Check it Out! When it comes to life insurance, you might feel like you have more questions than answers. Do I need it? If so, when should I get it? What kind makes the most sense? How much should I have?
Making the choices that fit your needs best is easier when you take a few steps ahead of time.
Find your whys and your who(s)
Work through your financial goals.
Planning for anything works best when you know the results you want. Ask yourself what results you want from your financial plan.
Choose your heirs.
Spouses and children are common beneficiaries. But they’re not the only ones. Who else do you want to provide for?

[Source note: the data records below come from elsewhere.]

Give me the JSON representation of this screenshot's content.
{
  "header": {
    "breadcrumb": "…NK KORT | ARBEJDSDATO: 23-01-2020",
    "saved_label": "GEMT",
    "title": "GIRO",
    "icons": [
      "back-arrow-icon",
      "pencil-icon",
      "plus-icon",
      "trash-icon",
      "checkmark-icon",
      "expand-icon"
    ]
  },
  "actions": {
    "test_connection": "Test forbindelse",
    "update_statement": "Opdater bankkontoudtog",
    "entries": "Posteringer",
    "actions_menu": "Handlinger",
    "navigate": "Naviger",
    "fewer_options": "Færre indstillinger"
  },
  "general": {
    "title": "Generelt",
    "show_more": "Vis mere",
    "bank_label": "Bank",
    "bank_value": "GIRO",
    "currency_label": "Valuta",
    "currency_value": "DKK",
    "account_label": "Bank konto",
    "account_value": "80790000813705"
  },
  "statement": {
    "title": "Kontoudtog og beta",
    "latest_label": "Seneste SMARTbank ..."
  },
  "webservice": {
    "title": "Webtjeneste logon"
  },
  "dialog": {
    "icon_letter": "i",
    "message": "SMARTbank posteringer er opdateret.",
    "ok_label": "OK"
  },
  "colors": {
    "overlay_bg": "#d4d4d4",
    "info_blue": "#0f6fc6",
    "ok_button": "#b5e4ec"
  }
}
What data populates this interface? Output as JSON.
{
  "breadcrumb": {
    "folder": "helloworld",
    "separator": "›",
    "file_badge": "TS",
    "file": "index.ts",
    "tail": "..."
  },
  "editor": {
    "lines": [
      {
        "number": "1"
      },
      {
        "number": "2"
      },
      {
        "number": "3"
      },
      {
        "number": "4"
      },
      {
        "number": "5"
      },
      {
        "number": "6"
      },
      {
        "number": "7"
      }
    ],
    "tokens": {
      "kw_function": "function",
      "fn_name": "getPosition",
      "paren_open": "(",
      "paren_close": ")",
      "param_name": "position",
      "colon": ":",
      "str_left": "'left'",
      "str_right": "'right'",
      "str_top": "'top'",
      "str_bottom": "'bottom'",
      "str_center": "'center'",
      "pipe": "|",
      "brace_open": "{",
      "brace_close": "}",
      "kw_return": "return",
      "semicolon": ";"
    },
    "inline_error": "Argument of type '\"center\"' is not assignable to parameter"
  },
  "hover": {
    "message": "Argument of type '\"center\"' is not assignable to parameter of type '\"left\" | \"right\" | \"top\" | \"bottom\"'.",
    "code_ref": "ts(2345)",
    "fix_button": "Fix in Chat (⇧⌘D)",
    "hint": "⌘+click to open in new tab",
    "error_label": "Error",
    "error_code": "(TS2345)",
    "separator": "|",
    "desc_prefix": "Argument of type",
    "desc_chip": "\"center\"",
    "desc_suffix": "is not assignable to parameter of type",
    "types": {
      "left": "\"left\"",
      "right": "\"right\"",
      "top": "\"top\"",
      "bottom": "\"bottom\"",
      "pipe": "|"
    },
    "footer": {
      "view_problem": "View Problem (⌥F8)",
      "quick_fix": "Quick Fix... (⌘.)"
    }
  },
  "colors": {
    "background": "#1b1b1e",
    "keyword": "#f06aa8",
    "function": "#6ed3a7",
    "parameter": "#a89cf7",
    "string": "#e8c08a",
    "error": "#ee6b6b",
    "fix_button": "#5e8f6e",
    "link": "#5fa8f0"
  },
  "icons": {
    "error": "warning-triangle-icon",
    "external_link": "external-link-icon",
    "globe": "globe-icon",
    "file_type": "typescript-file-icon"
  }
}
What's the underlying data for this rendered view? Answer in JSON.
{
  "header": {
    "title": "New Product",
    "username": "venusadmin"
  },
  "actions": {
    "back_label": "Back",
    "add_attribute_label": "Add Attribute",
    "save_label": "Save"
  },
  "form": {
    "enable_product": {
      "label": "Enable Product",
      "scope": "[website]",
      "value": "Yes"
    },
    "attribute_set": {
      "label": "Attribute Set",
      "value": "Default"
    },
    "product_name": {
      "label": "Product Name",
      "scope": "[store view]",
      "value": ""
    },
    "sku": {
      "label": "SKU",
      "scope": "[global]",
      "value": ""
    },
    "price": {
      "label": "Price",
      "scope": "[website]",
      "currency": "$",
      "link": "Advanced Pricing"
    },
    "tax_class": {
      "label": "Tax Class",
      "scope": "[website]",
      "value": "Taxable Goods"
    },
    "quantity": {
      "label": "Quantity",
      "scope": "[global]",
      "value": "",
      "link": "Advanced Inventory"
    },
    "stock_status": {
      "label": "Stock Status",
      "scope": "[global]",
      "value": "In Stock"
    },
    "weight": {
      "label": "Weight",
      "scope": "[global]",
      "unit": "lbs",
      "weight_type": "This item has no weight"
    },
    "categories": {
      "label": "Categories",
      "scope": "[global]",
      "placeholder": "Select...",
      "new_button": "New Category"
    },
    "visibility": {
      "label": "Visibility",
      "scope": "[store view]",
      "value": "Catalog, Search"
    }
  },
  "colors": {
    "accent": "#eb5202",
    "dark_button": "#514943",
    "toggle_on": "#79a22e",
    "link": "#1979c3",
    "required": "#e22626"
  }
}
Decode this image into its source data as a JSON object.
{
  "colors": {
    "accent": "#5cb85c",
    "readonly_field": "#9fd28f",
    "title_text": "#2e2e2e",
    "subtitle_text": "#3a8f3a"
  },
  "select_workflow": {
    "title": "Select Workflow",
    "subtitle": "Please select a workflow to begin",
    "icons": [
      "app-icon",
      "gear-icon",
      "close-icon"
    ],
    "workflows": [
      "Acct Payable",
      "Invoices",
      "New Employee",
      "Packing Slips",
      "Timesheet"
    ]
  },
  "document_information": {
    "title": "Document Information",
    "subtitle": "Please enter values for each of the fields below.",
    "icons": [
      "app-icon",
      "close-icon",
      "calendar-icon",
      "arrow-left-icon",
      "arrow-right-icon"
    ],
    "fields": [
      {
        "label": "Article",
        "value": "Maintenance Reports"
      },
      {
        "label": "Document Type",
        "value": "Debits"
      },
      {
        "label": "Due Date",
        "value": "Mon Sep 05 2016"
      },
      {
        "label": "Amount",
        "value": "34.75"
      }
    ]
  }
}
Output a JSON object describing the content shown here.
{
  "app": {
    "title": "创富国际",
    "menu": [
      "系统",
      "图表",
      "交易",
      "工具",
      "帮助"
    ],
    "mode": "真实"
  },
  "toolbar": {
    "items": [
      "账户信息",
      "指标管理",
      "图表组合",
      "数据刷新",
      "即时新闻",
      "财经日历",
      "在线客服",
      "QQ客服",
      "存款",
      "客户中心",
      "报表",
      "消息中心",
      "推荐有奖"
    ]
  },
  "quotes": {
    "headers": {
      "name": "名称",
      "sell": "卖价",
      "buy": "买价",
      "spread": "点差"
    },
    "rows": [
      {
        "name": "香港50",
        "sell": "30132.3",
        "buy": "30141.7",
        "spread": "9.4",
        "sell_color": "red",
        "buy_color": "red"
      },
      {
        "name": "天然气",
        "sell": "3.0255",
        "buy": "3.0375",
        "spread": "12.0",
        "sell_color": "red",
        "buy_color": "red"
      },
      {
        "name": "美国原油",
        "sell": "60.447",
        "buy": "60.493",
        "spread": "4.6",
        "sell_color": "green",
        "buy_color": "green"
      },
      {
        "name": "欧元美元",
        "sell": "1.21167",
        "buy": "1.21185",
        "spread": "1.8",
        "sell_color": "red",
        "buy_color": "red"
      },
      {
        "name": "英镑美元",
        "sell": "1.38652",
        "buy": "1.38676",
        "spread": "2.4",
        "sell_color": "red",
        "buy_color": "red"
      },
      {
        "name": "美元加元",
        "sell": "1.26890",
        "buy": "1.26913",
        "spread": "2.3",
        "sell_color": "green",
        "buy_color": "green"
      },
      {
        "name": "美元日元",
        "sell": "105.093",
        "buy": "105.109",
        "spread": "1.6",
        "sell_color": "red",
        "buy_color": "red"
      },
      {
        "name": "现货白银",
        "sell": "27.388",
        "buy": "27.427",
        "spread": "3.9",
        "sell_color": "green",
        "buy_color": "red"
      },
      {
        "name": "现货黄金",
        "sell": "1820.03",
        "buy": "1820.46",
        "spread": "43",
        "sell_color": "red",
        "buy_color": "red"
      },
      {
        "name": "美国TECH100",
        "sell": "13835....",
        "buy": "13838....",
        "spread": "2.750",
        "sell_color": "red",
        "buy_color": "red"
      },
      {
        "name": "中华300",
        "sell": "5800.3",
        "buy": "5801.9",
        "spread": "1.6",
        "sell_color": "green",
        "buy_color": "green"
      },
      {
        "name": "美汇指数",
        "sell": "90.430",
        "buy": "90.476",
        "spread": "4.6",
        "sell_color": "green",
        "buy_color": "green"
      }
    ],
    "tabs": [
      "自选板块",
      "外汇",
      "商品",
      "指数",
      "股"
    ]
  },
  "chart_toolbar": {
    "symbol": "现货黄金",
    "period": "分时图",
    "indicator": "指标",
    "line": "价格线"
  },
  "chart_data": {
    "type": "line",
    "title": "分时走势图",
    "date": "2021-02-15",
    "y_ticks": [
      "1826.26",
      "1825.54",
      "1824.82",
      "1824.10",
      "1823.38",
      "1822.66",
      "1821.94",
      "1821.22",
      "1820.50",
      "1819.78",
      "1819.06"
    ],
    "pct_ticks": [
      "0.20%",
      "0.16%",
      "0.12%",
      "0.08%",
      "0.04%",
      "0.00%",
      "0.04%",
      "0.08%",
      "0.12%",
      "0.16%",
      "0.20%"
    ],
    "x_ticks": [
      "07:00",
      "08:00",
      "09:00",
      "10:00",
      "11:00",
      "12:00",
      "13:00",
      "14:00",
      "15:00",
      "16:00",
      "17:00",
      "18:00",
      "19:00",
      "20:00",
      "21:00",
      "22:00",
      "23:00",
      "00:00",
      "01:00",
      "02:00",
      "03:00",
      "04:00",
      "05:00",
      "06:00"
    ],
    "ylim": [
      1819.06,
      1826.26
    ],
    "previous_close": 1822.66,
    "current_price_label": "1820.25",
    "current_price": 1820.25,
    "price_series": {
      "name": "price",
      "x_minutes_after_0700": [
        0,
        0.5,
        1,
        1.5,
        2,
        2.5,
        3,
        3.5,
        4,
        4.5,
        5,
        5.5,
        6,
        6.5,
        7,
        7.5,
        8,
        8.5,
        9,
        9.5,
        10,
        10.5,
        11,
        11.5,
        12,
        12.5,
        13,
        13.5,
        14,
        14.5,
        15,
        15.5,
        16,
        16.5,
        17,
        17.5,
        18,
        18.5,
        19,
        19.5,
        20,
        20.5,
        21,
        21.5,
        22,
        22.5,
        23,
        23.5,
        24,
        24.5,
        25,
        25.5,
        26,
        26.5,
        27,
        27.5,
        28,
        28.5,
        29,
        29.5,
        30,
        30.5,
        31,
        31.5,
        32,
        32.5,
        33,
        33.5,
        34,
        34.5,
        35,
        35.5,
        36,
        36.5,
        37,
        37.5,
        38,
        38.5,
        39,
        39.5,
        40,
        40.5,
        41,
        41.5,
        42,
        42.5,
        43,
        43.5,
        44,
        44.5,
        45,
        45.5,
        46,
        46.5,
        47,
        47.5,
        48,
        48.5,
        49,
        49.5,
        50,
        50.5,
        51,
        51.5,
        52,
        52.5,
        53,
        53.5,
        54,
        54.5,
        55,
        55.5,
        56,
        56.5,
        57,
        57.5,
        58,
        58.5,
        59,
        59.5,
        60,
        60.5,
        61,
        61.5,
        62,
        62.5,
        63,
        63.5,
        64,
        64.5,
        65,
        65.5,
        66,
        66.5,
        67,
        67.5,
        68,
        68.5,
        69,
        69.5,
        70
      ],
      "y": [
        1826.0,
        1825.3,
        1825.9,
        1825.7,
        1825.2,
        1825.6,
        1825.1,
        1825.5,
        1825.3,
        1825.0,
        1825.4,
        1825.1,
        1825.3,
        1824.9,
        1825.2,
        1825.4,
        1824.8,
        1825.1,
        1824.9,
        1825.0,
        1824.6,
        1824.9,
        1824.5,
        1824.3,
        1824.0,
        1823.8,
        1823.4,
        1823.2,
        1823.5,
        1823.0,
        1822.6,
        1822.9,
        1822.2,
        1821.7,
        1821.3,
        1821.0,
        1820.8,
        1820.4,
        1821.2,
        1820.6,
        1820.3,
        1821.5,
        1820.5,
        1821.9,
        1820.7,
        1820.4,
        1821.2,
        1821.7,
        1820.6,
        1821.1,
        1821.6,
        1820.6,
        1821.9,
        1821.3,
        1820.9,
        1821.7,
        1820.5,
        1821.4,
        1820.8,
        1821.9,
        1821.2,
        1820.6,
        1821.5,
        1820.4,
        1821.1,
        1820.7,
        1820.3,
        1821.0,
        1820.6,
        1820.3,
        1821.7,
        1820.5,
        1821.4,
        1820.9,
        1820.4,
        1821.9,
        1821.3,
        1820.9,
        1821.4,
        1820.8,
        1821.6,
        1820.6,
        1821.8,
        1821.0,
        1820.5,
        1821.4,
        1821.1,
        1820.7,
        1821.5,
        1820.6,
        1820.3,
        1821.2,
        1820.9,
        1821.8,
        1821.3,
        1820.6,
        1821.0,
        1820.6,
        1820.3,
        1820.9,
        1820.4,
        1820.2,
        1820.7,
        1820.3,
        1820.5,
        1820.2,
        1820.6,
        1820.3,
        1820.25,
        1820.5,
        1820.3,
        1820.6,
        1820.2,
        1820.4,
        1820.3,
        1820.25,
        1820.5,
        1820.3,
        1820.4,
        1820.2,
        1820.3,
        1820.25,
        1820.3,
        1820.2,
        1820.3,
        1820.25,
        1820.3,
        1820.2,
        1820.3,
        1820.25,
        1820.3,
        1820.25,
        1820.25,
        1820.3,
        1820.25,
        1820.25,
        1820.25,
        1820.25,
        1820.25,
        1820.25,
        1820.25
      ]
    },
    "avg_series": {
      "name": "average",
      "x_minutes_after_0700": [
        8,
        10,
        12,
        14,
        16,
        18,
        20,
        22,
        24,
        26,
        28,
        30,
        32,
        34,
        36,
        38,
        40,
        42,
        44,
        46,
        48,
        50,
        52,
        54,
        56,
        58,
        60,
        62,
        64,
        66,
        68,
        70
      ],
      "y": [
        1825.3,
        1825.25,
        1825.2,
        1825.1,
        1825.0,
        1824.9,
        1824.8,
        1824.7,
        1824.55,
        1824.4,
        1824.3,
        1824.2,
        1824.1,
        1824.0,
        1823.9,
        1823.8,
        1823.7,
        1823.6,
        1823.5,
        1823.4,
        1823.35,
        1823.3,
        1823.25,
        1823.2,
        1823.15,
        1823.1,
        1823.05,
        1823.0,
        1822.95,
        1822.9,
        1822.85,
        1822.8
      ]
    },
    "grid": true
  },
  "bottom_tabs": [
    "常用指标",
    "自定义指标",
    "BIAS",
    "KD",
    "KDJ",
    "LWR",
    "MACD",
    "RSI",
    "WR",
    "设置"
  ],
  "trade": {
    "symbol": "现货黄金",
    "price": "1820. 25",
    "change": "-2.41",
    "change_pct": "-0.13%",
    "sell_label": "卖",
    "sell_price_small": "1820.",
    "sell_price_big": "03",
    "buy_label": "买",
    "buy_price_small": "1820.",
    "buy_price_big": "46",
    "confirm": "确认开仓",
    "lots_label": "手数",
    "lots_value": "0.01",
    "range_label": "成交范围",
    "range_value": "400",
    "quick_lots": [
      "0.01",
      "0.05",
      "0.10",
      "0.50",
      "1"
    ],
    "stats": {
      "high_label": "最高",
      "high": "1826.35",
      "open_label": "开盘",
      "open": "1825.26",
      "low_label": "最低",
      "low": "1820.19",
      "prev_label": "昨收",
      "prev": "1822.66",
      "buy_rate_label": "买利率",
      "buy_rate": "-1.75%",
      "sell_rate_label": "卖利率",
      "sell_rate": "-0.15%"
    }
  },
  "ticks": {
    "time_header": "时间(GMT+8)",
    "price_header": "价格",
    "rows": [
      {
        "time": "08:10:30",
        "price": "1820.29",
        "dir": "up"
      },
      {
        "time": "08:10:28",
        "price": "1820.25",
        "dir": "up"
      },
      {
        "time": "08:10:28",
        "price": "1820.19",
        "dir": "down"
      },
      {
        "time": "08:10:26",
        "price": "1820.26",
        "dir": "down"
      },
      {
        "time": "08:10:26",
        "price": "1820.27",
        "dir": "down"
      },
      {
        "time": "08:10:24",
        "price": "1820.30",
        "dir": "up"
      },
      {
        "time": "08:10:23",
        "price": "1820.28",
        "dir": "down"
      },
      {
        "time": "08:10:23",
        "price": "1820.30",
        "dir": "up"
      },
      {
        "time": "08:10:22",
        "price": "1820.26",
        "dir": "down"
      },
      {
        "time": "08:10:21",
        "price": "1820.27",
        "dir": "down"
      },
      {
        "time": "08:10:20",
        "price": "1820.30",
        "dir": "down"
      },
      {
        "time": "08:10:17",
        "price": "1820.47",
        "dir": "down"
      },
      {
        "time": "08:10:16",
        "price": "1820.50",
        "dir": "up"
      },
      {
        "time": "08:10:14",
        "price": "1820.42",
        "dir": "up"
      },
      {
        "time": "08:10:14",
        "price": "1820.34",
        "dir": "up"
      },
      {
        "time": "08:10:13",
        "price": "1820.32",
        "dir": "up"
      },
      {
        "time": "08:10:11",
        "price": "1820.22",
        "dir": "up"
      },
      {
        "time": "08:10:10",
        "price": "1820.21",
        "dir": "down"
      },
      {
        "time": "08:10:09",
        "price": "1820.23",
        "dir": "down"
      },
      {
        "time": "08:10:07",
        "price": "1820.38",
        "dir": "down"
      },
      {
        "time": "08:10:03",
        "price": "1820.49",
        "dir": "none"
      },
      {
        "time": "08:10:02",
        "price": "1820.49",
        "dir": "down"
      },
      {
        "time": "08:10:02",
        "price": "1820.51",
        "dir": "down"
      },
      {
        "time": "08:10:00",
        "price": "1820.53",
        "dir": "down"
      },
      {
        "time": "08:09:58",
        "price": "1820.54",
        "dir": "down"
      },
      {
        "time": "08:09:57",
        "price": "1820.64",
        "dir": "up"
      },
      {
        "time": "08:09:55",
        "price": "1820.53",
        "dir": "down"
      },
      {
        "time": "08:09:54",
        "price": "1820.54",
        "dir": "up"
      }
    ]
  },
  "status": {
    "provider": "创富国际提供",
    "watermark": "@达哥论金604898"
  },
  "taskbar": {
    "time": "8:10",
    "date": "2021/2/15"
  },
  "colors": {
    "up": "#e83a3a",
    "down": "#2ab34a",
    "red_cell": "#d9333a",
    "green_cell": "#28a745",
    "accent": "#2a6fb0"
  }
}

Decide what needs to be covered.
How much money your family will need to keep coming in the door if you—or your spouse—aren’t here to earn it? (Your Financial Advisor can help you with this calculation, or you can use one of the many income replacement calculators.)
Get payoff balances for your mortgage and other big-ticket items.
Including the cost to pay off your mortgage and other debts gives your loved ones some breathing space, in a familiar place.
Consider planning your funeral in advance.
Figure out your preferences—and let your loved ones know. It’s one of the kindest things you can do for them.
Get your information together
Get a physical.
The provider may want to know about your health, depending on the type of insurance policy and coverage amount. Be ready ahead of time.
Track down your beneficiaries’ personal information.
Having specifics such as your beneficiaries’ Social Security Numbers and birth dates handy makes the insurance application process easier.
Determine tax-efficient strategies
Let beneficiaries know life insurance benefit payments shouldn’t put them in a higher tax bracket.
According to the IRS: “Generally, life insurance proceeds you receive as a beneficiary due to the death of the insured person aren’t includable in gross income and you don’t have to report them.” 1
Consider choosing a permanent (whole) life policy.
Permanent life insurance also accumulates potential cash value that’s tax-favored. (Keep in mind, however, that premiums can be higher than those for term life insurance.)
1 Source: IRS, https://www.irs.gov/faqs/interest-dividends-other-types-of-income/life-insurance-disability-insurance-proceeds
Janney Montgomery Scott LLC, its affiliates, and its employees are not in the business of providing tax, regulatory, accounting, or legal advice. These materials and any tax-related statements are not intended or written to be used, and cannot be used or relied upon, by any taxpayer for the purpose of avoiding tax penalties. Any such taxpayer should seek advice based on the taxpayer’s particular circumstances from an independent tax advisor. Janney makes no representation that an individual will obtain gains or losses similar to those illustrated. The concepts illustrated here have legal, accounting and tax implications.